At his point, buttons objects are used to easily include a set of clickable elements in the .action_blocks div present in the tab content. There are 5 types of buttons: image, action, confirm, confirm_with_select and select. The name (key) for each button object should be the name of the action to be run when they are clicked.

Extended information about each of the type of buttons and its purpose can be found in the Sunstone reference.

Let's see a typical example of a tab:

  • Example: vms-tab.js plugin

The Virtual Machine plugin defines some buttons to perform basic actions: “VM.refresh”, “VM.create_dialog” and “VM.shutdown”. This actions have been defined before in the vms_actions object:

var vm_buttons = {
    "VM.refresh" : {
        type: "image",
        text: "Refresh list",
        img: "/images/Refresh-icon.png",
        condition: True
    "VM.create_dialog" : {
        type: "create_dialog",
        text: "+ New",
        condition: True
    "VM.shutdown" : {
        type: "confirm",
        text: "Shutdown",
        tip: "This will initiate the shutdown process in the selected VMs",
        condition: True

With these buttons we can create the tab object for VMs:

var vms_tab = {
    title: "Virtual Machines",
    content: vms_tab_content,
    buttons: vm_buttons
  • Custom information panels

Sunstone information panels can also be customized. They are completely independent from the rest of the contents and are defined through a info panel object. Info panels are simply composed by one or several tabs. Each tab has a title and a content.

After creating them, panels can be poped up using Sunstone.popUpInfoPanel(panel_name). Sunstone will generate on the fly all the neccesary HTML to make this panel look nice (with Jquery tabs) when you pop it up. Let's see an example:

  • Example: vms-tab.js plugin

This plugin defines one panel with three tabs. The tabs from this panel will be updated when needed, so for now their content is empty.

var vm_info_panel = {
    "vm_info_tab" : {
        title: "Virtual Machine information",
        content: ""
    "vm_template_tab" : {
        title: "VM template",
        content: ""
    "vm_log_tab" : {
        title: "VM log",
        content: ""

3. Add options to Sunstone

After defining the objects containing the desired actions, main tab, and info panels you can simply do:

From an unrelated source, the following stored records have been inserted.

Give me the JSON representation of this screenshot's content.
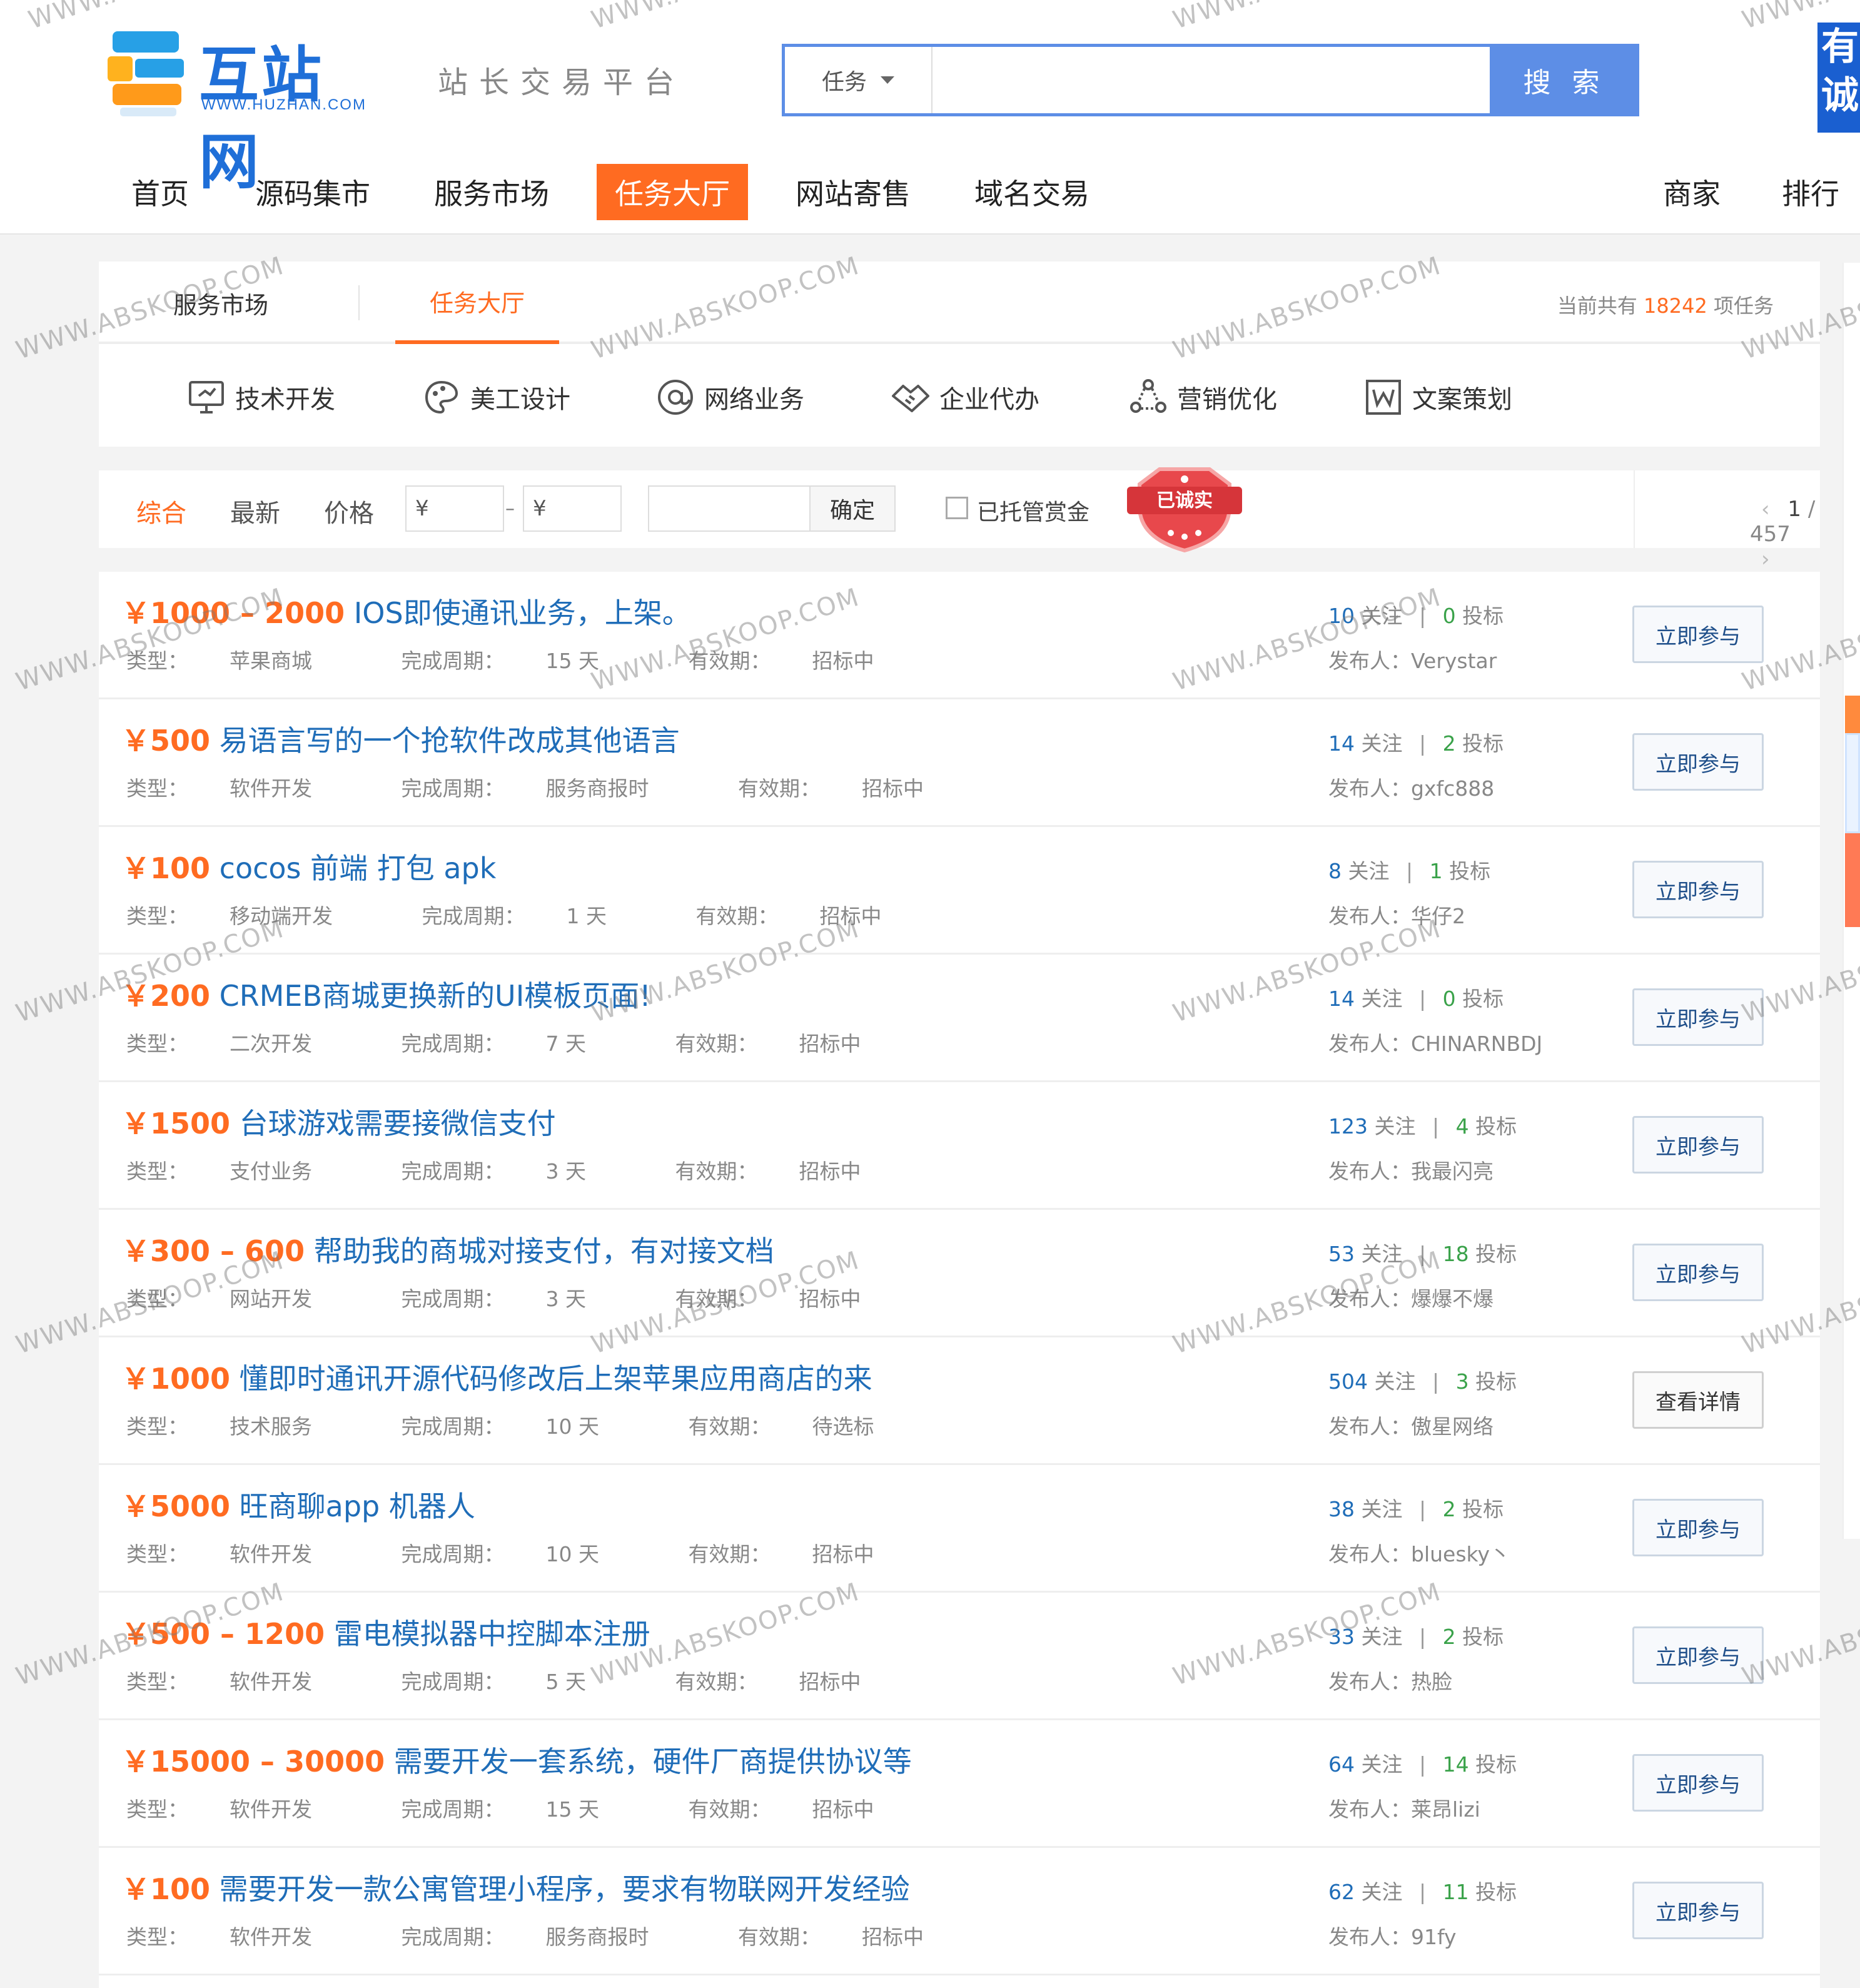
{
  "header": {
    "logo_cn": "互站网",
    "logo_en": "WWW.HUZHAN.COM",
    "slogan": "站长交易平台",
    "search_type": "任务",
    "search_placeholder": "",
    "search_button": "搜 索",
    "ad_text": "有诚"
  },
  "nav": [
    {
      "label": "首页"
    },
    {
      "label": "源码集市"
    },
    {
      "label": "服务市场"
    },
    {
      "label": "任务大厅"
    },
    {
      "label": "网站寄售"
    },
    {
      "label": "域名交易"
    },
    {
      "label": "商家"
    },
    {
      "label": "排行"
    }
  ],
  "tabs": {
    "service": "服务市场",
    "tasks": "任务大厅",
    "count_prefix": "当前共有",
    "count": "18242",
    "count_suffix": "项任务"
  },
  "categories": [
    {
      "label": "技术开发",
      "icon": "monitor-icon"
    },
    {
      "label": "美工设计",
      "icon": "palette-icon"
    },
    {
      "label": "网络业务",
      "icon": "at-icon"
    },
    {
      "label": "企业代办",
      "icon": "handshake-icon"
    },
    {
      "label": "营销优化",
      "icon": "network-icon"
    },
    {
      "label": "文案策划",
      "icon": "word-icon"
    }
  ],
  "filter": {
    "sort_all": "综合",
    "sort_new": "最新",
    "sort_price": "价格",
    "price_min": "¥",
    "price_max": "¥",
    "keyword": "",
    "confirm": "确定",
    "escrow_label": "已托管赏金",
    "seal_text": "已诚实",
    "page_current": "1",
    "page_sep": "/",
    "page_total": "457"
  },
  "labels": {
    "type": "类型：",
    "period": "完成周期：",
    "validity": "有效期：",
    "follow": "关注",
    "bid": "投标",
    "publisher": "发布人："
  },
  "tasks": [
    {
      "price": "￥1000 – 2000",
      "title": "IOS即使通讯业务，上架。",
      "type": "苹果商城",
      "period": "15 天",
      "validity": "招标中",
      "follows": "10",
      "bids": "0",
      "publisher": "Verystar",
      "button": "立即参与"
    },
    {
      "price": "￥500",
      "title": "易语言写的一个抢软件改成其他语言",
      "type": "软件开发",
      "period": "服务商报时",
      "validity": "招标中",
      "follows": "14",
      "bids": "2",
      "publisher": "gxfc888",
      "button": "立即参与"
    },
    {
      "price": "￥100",
      "title": "cocos 前端 打包 apk",
      "type": "移动端开发",
      "period": "1 天",
      "validity": "招标中",
      "follows": "8",
      "bids": "1",
      "publisher": "华仔2",
      "button": "立即参与"
    },
    {
      "price": "￥200",
      "title": "CRMEB商城更换新的UI模板页面!",
      "type": "二次开发",
      "period": "7 天",
      "validity": "招标中",
      "follows": "14",
      "bids": "0",
      "publisher": "CHINARNBDJ",
      "button": "立即参与"
    },
    {
      "price": "￥1500",
      "title": "台球游戏需要接微信支付",
      "type": "支付业务",
      "period": "3 天",
      "validity": "招标中",
      "follows": "123",
      "bids": "4",
      "publisher": "我最闪亮",
      "button": "立即参与"
    },
    {
      "price": "￥300 – 600",
      "title": "帮助我的商城对接支付，有对接文档",
      "type": "网站开发",
      "period": "3 天",
      "validity": "招标中",
      "follows": "53",
      "bids": "18",
      "publisher": "爆爆不爆",
      "button": "立即参与"
    },
    {
      "price": "￥1000",
      "title": "懂即时通讯开源代码修改后上架苹果应用商店的来",
      "type": "技术服务",
      "period": "10 天",
      "validity": "待选标",
      "follows": "504",
      "bids": "3",
      "publisher": "傲星网络",
      "button": "查看详情"
    },
    {
      "price": "￥5000",
      "title": "旺商聊app 机器人",
      "type": "软件开发",
      "period": "10 天",
      "validity": "招标中",
      "follows": "38",
      "bids": "2",
      "publisher": "bluesky丶",
      "button": "立即参与"
    },
    {
      "price": "￥500 – 1200",
      "title": "雷电模拟器中控脚本注册",
      "type": "软件开发",
      "period": "5 天",
      "validity": "招标中",
      "follows": "33",
      "bids": "2",
      "publisher": "热脸",
      "button": "立即参与"
    },
    {
      "price": "￥15000 – 30000",
      "title": "需要开发一套系统，硬件厂商提供协议等",
      "type": "软件开发",
      "period": "15 天",
      "validity": "招标中",
      "follows": "64",
      "bids": "14",
      "publisher": "莱昂lizi",
      "button": "立即参与"
    },
    {
      "price": "￥100",
      "title": "需要开发一款公寓管理小程序，要求有物联网开发经验",
      "type": "软件开发",
      "period": "服务商报时",
      "validity": "招标中",
      "follows": "62",
      "bids": "11",
      "publisher": "91fy",
      "button": "立即参与"
    }
  ],
  "watermark": "WWW.ABSKOOP.COM",
  "colors": {
    "accent": "#ff6b21",
    "link": "#1f6db8",
    "search": "#5d8ee6",
    "green": "#3aa24a"
  }
}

and Sunstone will introduce your tab, with your content and buttons, and a link to it in the left-side menu. The info panel is stored ready to be poped-up when needed.

4. DOM-dependant initializations interaction management

All the previous steps will leave Sunstone ready to use your plugin as soon as it initializes. However you may want to still do some things as soon as the DOM is ready (like enhacing some HTML code with Javascript or adding custom listeners in order to respond to events produced on elements of the DOM).

We can use the JQuery.ready() function to achieve it:

//initialize datatables
//preload datatables
//initialize listeners
//initialize autorefresh

Standard plugins use the ready() function to setup the datatables, preload their contents, set some listeners and enhace some visual parts of the code.

Typical uses include setting a listener to pop up an extended information panel which has been previously defined.

Extended features

sunstone.js offers a wide range of functions not only to add custom tabs, actions etc. but also to modify and refresh them in the DOM once the application is running. Therefore, a tab can be removed, a button effect changed and and info panel tab added anytime.

This functions allow the plugin developpers to have full flexibility in order to design and deploy not only their own independent plugins, but also plugins affecting other plugins (like the standard ones).

A good example would be to write a plugin that allows users to have a custom dashboard. Changing the dashboard content at any point could be easily achieved by running:

Sunstone.updateMainTabContent("dashboard_tab", "<div>My new content</div>",true)

The true argument tells Sunstone that the content needs to be refreshed in the DOM.

Sunstone Dummy plugin

This plugin uses basic functionality to illustrate some of the capacities of sunstone by adding a new tab with some functionalities. You can have a look to it in the Sunstone Dummy Plugin page.